Element data from apps and pages
******

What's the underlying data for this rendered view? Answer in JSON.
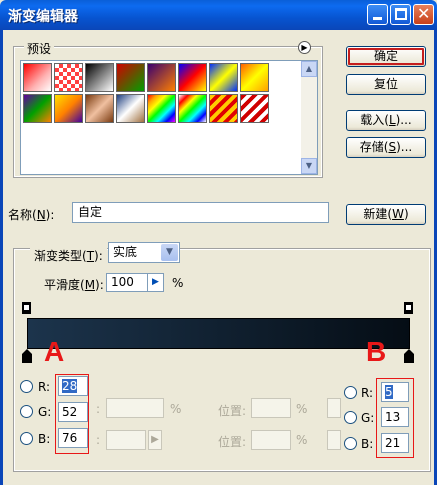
{
  "window": {
    "title": "渐变编辑器",
    "controls": {
      "minimize_icon": "minimize-icon",
      "maximize_icon": "maximize-icon",
      "close_icon": "close-icon",
      "close_glyph": "✕"
    }
  },
  "presets": {
    "label": "预设",
    "menu_glyph": "▶",
    "swatches": [
      {
        "name": "red-transparent",
        "css": "linear-gradient(135deg,#ff0000,#ffb0b0 60%,#fff)"
      },
      {
        "name": "red-checker",
        "css": "repeating-conic-gradient(#ff4040 0 25%, #ffffff 0 50%) 0 0/8px 8px"
      },
      {
        "name": "black-white",
        "css": "linear-gradient(135deg,#000,#fff)"
      },
      {
        "name": "red-green",
        "css": "linear-gradient(135deg,#d00000,#00a000)"
      },
      {
        "name": "violet-orange",
        "css": "linear-gradient(135deg,#3a0070,#ff8000)"
      },
      {
        "name": "blue-red-yellow",
        "css": "linear-gradient(135deg,#0000ff,#ff0000,#ffff00)"
      },
      {
        "name": "blue-yellow-blue",
        "css": "linear-gradient(135deg,#0030ff,#ffff00,#0030ff)"
      },
      {
        "name": "orange-yellow",
        "css": "linear-gradient(135deg,#ff6000,#ffff00,#ffa000)"
      },
      {
        "name": "violet-green-orange",
        "css": "linear-gradient(135deg,#6000a0,#00a000,#ff8000)"
      },
      {
        "name": "yellow-violet",
        "css": "linear-gradient(135deg,#ffe000,#ff8000,#4000a0)"
      },
      {
        "name": "copper",
        "css": "linear-gradient(135deg,#7a3a10,#f0c0a0,#7a3a10)"
      },
      {
        "name": "chrome",
        "css": "linear-gradient(135deg,#204080,#ffffff,#a07040)"
      },
      {
        "name": "spectrum",
        "css": "linear-gradient(135deg,red,orange,yellow,lime,cyan,blue,magenta)"
      },
      {
        "name": "transparent-rainbow",
        "css": "linear-gradient(135deg,#fff0,red,yellow,lime,cyan,blue,#fff)"
      },
      {
        "name": "yellow-red-stripes",
        "css": "repeating-linear-gradient(135deg,#ffcc00 0 4px,#e00000 4px 8px)"
      },
      {
        "name": "red-white-stripes",
        "css": "repeating-linear-gradient(135deg,#d00000 0 4px,#ffffff 4px 8px)"
      }
    ],
    "scroll_up_glyph": "▲",
    "scroll_down_glyph": "▼"
  },
  "buttons": {
    "ok": "确定",
    "reset": "复位",
    "load": {
      "label": "载入(",
      "key": "L",
      "suffix": ")..."
    },
    "save": {
      "label": "存储(",
      "key": "S",
      "suffix": ")..."
    },
    "new": {
      "label": "新建(",
      "key": "W",
      "suffix": ")"
    }
  },
  "name_field": {
    "label_prefix": "名称(",
    "label_key": "N",
    "label_suffix": "):",
    "value": "自定"
  },
  "gradient": {
    "type_label_prefix": "渐变类型(",
    "type_key": "T",
    "type_suffix": "):",
    "type_value": "实底",
    "smooth_label_prefix": "平滑度(",
    "smooth_key": "M",
    "smooth_suffix": "):",
    "smooth_value": "100",
    "smooth_unit": "%",
    "start_color": "#1c344c",
    "end_color": "#050d15"
  },
  "annotations": {
    "left_letter": "A",
    "right_letter": "B",
    "accent_color": "#e81818"
  },
  "color_left": {
    "r_label": "R:",
    "r_value": "28",
    "g_label": "G:",
    "g_value": "52",
    "b_label": "B:",
    "b_value": "76"
  },
  "color_right": {
    "r_label": "R:",
    "r_value": "5",
    "g_label": "G:",
    "g_value": "13",
    "b_label": "B:",
    "b_value": "21"
  },
  "disabled_fields": {
    "colon": ":",
    "percent": "%",
    "position_label": "位置:",
    "arrow_glyph": "▶"
  }
}
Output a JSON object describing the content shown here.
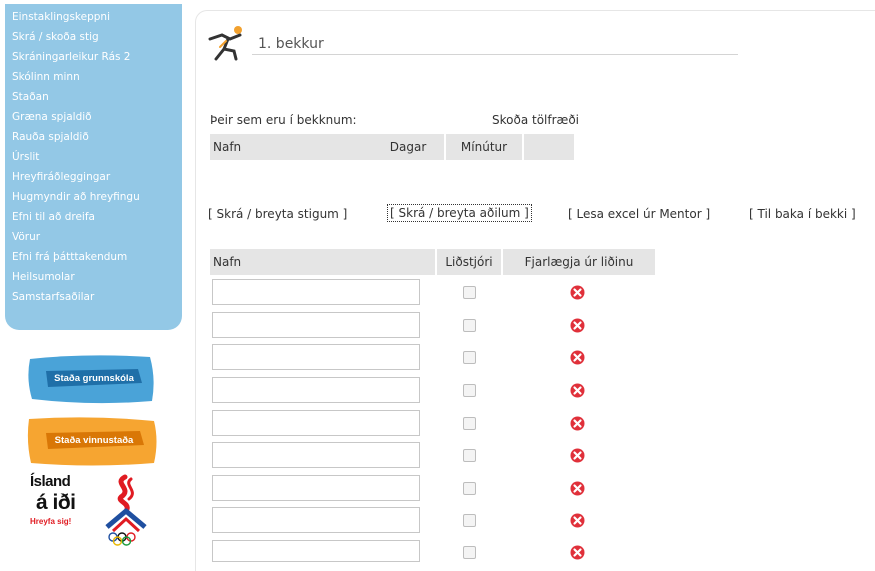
{
  "sidebar": {
    "items": [
      {
        "label": "Einstaklingskeppni"
      },
      {
        "label": "Skrá / skoða stig"
      },
      {
        "label": "Skráningarleikur Rás 2"
      },
      {
        "label": "Skólinn minn"
      },
      {
        "label": "Staðan"
      },
      {
        "label": "Græna spjaldið"
      },
      {
        "label": "Rauða spjaldið"
      },
      {
        "label": "Úrslit"
      },
      {
        "label": "Hreyfiráðleggingar"
      },
      {
        "label": "Hugmyndir að hreyfingu"
      },
      {
        "label": "Efni til að dreifa"
      },
      {
        "label": "Vörur"
      },
      {
        "label": "Efni frá þátttakendum"
      },
      {
        "label": "Heilsumolar"
      },
      {
        "label": "Samstarfsaðilar"
      }
    ],
    "promo_school": "Staða grunnskóla",
    "promo_work": "Staða vinnustaða",
    "logo_line1": "Ísland",
    "logo_line2": "á iði",
    "logo_line3": "Hreyfa sig!"
  },
  "colors": {
    "sidebar_bg": "#93c8e6",
    "promo_blue": "#4aa3d8",
    "promo_orange": "#f6a531",
    "delete_red": "#e0303a"
  },
  "page": {
    "title": "1. bekkur"
  },
  "members": {
    "intro": "Þeir sem eru í bekknum:",
    "stats_link": "Skoða tölfræði",
    "columns": [
      "Nafn",
      "Dagar",
      "Mínútur",
      ""
    ]
  },
  "actions": {
    "register_points": "[ Skrá / breyta stigum ]",
    "register_members": "[ Skrá / breyta aðilum ]",
    "read_excel": "[ Lesa excel úr Mentor ]",
    "back": "[ Til baka í bekki ]"
  },
  "roster": {
    "columns": [
      "Nafn",
      "Liðstjóri",
      "Fjarlægja úr liðinu"
    ],
    "rows": [
      {
        "name": "",
        "captain": false
      },
      {
        "name": "",
        "captain": false
      },
      {
        "name": "",
        "captain": false
      },
      {
        "name": "",
        "captain": false
      },
      {
        "name": "",
        "captain": false
      },
      {
        "name": "",
        "captain": false
      },
      {
        "name": "",
        "captain": false
      },
      {
        "name": "",
        "captain": false
      },
      {
        "name": "",
        "captain": false
      }
    ],
    "delete_icon": "delete-x-icon"
  }
}
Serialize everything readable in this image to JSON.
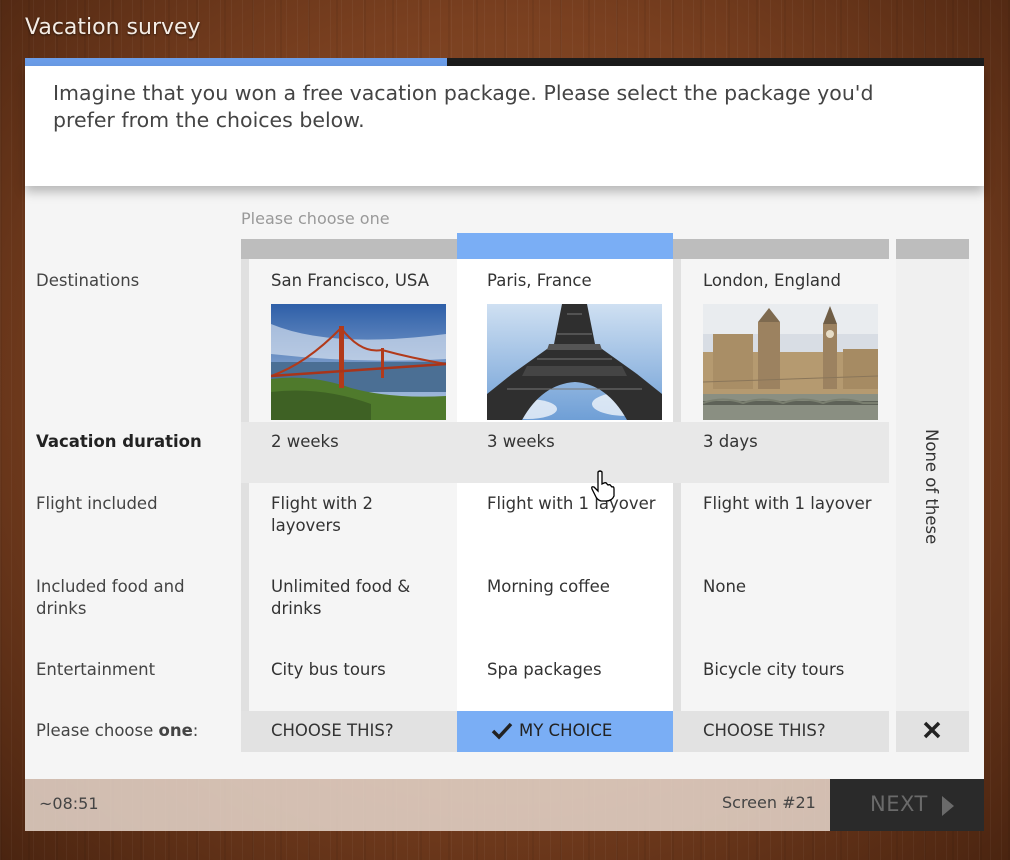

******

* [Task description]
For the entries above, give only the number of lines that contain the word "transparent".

* [Task answer]
2